▸ **EXERCISE OBJECTIVE**:
Extract all records. Keep each one exact.

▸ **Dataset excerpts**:
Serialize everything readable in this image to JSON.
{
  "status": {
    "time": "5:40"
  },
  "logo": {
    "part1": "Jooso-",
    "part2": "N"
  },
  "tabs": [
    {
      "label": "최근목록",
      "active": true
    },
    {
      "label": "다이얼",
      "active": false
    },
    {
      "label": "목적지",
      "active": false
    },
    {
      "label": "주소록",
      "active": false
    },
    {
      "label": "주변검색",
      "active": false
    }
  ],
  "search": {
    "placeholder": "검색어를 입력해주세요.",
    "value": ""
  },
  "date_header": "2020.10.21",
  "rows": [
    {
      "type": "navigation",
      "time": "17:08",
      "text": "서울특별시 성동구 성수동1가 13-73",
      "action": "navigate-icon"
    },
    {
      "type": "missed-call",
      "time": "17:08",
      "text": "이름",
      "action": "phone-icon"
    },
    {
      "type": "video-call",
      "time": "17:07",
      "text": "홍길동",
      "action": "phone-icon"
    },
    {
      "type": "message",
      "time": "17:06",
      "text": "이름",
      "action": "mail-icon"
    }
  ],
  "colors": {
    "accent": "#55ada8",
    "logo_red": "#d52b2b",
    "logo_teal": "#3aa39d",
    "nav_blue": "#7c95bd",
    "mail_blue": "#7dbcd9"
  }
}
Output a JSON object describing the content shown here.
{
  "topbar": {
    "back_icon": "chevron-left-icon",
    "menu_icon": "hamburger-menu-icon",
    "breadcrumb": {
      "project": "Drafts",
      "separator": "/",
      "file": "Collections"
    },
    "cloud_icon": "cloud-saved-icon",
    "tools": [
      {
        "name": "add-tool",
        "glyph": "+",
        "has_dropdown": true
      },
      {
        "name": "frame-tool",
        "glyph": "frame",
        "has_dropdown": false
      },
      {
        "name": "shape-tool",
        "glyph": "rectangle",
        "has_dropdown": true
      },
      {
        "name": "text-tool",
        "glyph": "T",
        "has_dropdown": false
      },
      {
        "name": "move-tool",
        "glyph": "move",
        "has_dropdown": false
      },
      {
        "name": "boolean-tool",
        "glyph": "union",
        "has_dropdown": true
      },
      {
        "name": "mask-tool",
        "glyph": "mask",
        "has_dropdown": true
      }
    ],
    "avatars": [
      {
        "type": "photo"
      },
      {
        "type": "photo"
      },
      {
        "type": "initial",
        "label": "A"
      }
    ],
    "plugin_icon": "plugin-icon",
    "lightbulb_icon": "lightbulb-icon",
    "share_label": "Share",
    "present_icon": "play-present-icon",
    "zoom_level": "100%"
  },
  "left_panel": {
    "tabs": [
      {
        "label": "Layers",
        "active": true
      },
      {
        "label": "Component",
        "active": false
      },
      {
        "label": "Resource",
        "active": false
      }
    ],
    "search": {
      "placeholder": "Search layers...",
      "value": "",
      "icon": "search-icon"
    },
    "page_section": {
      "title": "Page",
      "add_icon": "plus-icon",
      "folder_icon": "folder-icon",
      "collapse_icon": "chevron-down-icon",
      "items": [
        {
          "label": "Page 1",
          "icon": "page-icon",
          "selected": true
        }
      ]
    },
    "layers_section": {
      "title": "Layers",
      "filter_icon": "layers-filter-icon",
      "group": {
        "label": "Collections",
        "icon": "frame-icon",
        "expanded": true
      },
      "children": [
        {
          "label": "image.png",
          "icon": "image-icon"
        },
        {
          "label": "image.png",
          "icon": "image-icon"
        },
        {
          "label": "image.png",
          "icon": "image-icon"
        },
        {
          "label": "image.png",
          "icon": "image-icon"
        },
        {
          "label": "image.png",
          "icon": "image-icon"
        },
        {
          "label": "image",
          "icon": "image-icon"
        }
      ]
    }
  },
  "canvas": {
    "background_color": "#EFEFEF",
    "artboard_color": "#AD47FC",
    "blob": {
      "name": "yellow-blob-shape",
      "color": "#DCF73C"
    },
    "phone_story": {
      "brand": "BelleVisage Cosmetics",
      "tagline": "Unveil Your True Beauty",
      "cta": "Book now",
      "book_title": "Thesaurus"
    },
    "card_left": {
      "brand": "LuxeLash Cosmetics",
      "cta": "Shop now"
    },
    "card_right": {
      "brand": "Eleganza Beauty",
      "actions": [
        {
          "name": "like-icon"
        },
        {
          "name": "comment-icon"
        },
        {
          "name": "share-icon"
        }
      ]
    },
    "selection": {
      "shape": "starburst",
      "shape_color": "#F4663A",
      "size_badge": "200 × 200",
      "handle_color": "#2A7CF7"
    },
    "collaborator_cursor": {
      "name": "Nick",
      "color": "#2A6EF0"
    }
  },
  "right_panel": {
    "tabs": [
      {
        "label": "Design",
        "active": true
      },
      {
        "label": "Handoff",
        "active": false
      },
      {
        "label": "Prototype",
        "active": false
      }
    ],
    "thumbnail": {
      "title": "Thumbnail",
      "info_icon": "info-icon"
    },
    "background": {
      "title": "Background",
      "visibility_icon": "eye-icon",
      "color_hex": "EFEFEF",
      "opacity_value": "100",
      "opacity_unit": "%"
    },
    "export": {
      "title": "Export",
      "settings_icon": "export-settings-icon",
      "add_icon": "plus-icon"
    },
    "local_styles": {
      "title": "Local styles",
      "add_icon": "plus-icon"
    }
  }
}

▸ **OUTPUT FOR THIS EXERCISE**:
Serialize everything readable in this image to JSON.
{
  "status": {
    "time": "5:40"
  },
  "logo": {
    "part1": "Jooso-",
    "part2": "N"
  },
  "tabs": [
    {
      "label": "최근목록",
      "active": true
    },
    {
      "label": "다이얼",
      "active": false
    },
    {
      "label": "목적지",
      "active": false
    },
    {
      "label": "주소록",
      "active": false
    },
    {
      "label": "주변검색",
      "active": false
    }
  ],
  "search": {
    "placeholder": "검색어를 입력해주세요.",
    "value": ""
  },
  "date_header": "2020.10.21",
  "rows": [
    {
      "type": "navigation",
      "time": "17:08",
      "text": "서울특별시 성동구 성수동1가 13-73",
      "action": "navigate-icon"
    },
    {
      "type": "missed-call",
      "time": "17:08",
      "text": "이름",
      "action": "phone-icon"
    },
    {
      "type": "video-call",
      "time": "17:07",
      "text": "홍길동",
      "action": "phone-icon"
    },
    {
      "type": "message",
      "time": "17:06",
      "text": "이름",
      "action": "mail-icon"
    }
  ],
  "colors": {
    "accent": "#55ada8",
    "logo_red": "#d52b2b",
    "logo_teal": "#3aa39d",
    "nav_blue": "#7c95bd",
    "mail_blue": "#7dbcd9"
  }
}
Output a JSON object describing the content shown here.
{
  "topbar": {
    "back_icon": "chevron-left-icon",
    "menu_icon": "hamburger-menu-icon",
    "breadcrumb": {
      "project": "Drafts",
      "separator": "/",
      "file": "Collections"
    },
    "cloud_icon": "cloud-saved-icon",
    "tools": [
      {
        "name": "add-tool",
        "glyph": "+",
        "has_dropdown": true
      },
      {
        "name": "frame-tool",
        "glyph": "frame",
        "has_dropdown": false
      },
      {
        "name": "shape-tool",
        "glyph": "rectangle",
        "has_dropdown": true
      },
      {
        "name": "text-tool",
        "glyph": "T",
        "has_dropdown": false
      },
      {
        "name": "move-tool",
        "glyph": "move",
        "has_dropdown": false
      },
      {
        "name": "boolean-tool",
        "glyph": "union",
        "has_dropdown": true
      },
      {
        "name": "mask-tool",
        "glyph": "mask",
        "has_dropdown": true
      }
    ],
    "avatars": [
      {
        "type": "photo"
      },
      {
        "type": "photo"
      },
      {
        "type": "initial",
        "label": "A"
      }
    ],
    "plugin_icon": "plugin-icon",
    "lightbulb_icon": "lightbulb-icon",
    "share_label": "Share",
    "present_icon": "play-present-icon",
    "zoom_level": "100%"
  },
  "left_panel": {
    "tabs": [
      {
        "label": "Layers",
        "active": true
      },
      {
        "label": "Component",
        "active": false
      },
      {
        "label": "Resource",
        "active": false
      }
    ],
    "search": {
      "placeholder": "Search layers...",
      "value": "",
      "icon": "search-icon"
    },
    "page_section": {
      "title": "Page",
      "add_icon": "plus-icon",
      "folder_icon": "folder-icon",
      "collapse_icon": "chevron-down-icon",
      "items": [
        {
          "label": "Page 1",
          "icon": "page-icon",
          "selected": true
        }
      ]
    },
    "layers_section": {
      "title": "Layers",
      "filter_icon": "layers-filter-icon",
      "group": {
        "label": "Collections",
        "icon": "frame-icon",
        "expanded": true
      },
      "children": [
        {
          "label": "image.png",
          "icon": "image-icon"
        },
        {
          "label": "image.png",
          "icon": "image-icon"
        },
        {
          "label": "image.png",
          "icon": "image-icon"
        },
        {
          "label": "image.png",
          "icon": "image-icon"
        },
        {
          "label": "image.png",
          "icon": "image-icon"
        },
        {
          "label": "image",
          "icon": "image-icon"
        }
      ]
    }
  },
  "canvas": {
    "background_color": "#EFEFEF",
    "artboard_color": "#AD47FC",
    "blob": {
      "name": "yellow-blob-shape",
      "color": "#DCF73C"
    },
    "phone_story": {
      "brand": "BelleVisage Cosmetics",
      "tagline": "Unveil Your True Beauty",
      "cta": "Book now",
      "book_title": "Thesaurus"
    },
    "card_left": {
      "brand": "LuxeLash Cosmetics",
      "cta": "Shop now"
    },
    "card_right": {
      "brand": "Eleganza Beauty",
      "actions": [
        {
          "name": "like-icon"
        },
        {
          "name": "comment-icon"
        },
        {
          "name": "share-icon"
        }
      ]
    },
    "selection": {
      "shape": "starburst",
      "shape_color": "#F4663A",
      "size_badge": "200 × 200",
      "handle_color": "#2A7CF7"
    },
    "collaborator_cursor": {
      "name": "Nick",
      "color": "#2A6EF0"
    }
  },
  "right_panel": {
    "tabs": [
      {
        "label": "Design",
        "active": true
      },
      {
        "label": "Handoff",
        "active": false
      },
      {
        "label": "Prototype",
        "active": false
      }
    ],
    "thumbnail": {
      "title": "Thumbnail",
      "info_icon": "info-icon"
    },
    "background": {
      "title": "Background",
      "visibility_icon": "eye-icon",
      "color_hex": "EFEFEF",
      "opacity_value": "100",
      "opacity_unit": "%"
    },
    "export": {
      "title": "Export",
      "settings_icon": "export-settings-icon",
      "add_icon": "plus-icon"
    },
    "local_styles": {
      "title": "Local styles",
      "add_icon": "plus-icon"
    }
  }
}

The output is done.